Fred Bassett has a few comments to make:-
This is one of the most serious of the Corruption cases within An Garda Siochana. I know one cannot comment too incisively because files are being prepared for the DPP but one can ask how the ranks of Supts. and Inspectors, can be so easily bought. It raises further questions. With Drugs, comes multiple millions of years each month entering the country. How many more of rank are heavily involved in obtaining large sums of money and giving the Dealers illegal protection and wearing the uniform sadly in the name of this State. Charlie Flanagan needs to be on top of this and his junior minister who thinks he knows it all – Staunton. There may have been 18 arrests in Drogheda yesterday evening but that is the same as retrieving £5 from a robbery of £1 million. The tip of a major corrosive Iceberg. Drogheda is still under siege and Pierce who was released from prison some days ago was taken by 16 Gardai, armed, and is now believed to be hiding in England.
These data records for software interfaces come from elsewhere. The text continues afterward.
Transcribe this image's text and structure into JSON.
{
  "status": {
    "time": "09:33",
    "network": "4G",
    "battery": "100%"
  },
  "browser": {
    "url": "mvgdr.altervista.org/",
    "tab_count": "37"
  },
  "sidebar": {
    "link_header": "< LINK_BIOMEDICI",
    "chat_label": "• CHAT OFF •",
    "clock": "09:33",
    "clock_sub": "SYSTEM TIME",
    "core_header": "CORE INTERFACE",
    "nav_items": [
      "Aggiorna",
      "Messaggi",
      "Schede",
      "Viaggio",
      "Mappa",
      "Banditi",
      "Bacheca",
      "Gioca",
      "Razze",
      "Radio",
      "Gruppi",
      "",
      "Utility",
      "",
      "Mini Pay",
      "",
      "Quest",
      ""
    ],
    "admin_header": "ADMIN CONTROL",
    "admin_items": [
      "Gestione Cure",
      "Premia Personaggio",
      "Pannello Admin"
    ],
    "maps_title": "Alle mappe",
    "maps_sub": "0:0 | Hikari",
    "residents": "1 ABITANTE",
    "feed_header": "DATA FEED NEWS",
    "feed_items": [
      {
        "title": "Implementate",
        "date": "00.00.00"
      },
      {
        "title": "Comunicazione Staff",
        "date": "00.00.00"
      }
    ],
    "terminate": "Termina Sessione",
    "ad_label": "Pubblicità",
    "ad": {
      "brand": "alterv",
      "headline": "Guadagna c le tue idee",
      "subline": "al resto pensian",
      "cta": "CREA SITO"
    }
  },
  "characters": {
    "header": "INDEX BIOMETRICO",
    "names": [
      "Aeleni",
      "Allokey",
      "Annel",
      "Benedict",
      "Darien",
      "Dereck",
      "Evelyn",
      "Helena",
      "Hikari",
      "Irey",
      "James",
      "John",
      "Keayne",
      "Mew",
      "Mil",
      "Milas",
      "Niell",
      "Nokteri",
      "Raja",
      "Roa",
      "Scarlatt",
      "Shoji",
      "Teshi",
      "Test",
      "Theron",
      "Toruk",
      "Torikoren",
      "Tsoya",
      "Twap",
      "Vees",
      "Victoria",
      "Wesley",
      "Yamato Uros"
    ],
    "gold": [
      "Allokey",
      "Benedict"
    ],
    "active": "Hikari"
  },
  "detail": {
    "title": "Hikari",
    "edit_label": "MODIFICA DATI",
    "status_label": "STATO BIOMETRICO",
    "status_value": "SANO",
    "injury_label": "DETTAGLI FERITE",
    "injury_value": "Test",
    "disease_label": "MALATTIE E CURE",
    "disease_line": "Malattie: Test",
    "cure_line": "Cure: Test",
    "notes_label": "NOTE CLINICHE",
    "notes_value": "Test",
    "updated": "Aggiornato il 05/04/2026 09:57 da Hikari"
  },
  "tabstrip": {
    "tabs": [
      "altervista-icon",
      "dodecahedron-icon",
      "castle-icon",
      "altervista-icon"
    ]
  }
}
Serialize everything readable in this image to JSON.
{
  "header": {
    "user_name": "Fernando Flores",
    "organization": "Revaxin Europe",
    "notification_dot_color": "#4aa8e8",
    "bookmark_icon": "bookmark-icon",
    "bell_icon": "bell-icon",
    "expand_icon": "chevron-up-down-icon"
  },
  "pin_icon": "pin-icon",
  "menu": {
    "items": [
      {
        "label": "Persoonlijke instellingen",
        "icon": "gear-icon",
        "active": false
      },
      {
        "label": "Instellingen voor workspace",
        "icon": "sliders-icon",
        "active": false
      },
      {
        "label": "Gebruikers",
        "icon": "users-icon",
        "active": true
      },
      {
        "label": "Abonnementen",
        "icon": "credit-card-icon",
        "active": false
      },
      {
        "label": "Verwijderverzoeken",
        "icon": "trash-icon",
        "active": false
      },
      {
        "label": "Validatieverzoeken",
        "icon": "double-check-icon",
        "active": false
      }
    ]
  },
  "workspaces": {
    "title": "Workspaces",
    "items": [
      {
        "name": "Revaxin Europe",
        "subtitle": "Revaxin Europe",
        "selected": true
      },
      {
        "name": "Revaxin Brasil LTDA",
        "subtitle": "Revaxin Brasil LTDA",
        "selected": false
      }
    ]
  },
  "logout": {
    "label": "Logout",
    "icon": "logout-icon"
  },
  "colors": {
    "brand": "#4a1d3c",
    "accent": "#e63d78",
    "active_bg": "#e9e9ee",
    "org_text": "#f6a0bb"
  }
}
Again many questions remain unanswered here.
Commissioner Drew Harris needs to bring in a specialised unit in the same format as the FBI trained and also Forensic money laundering experts to chase down the funds and more importantly to get to the people who clean the Drug money to so called respectability. A simple example THE LEGAL PROFESSION; ACCOUNTANTS; ESTATE AGENTS; FINANCIAL BROKERS; AND MOTOR GARAGES WHO OPERATE AT FREE WILL. Without these corrupt brokers the Dealers cannot operate. It is simple: FOLLOW THE MONEY – FOLLOW THE SOURCE AND LET US NOT FORGET THE BANKERS WHO ALSO SET UP ACCOUNTS FOR GANGSTERS AND TAKE BRIBES. These need to be hunted down urgently and they operate in all areas in this country, not forgetting Dublin 2, 4, and 6.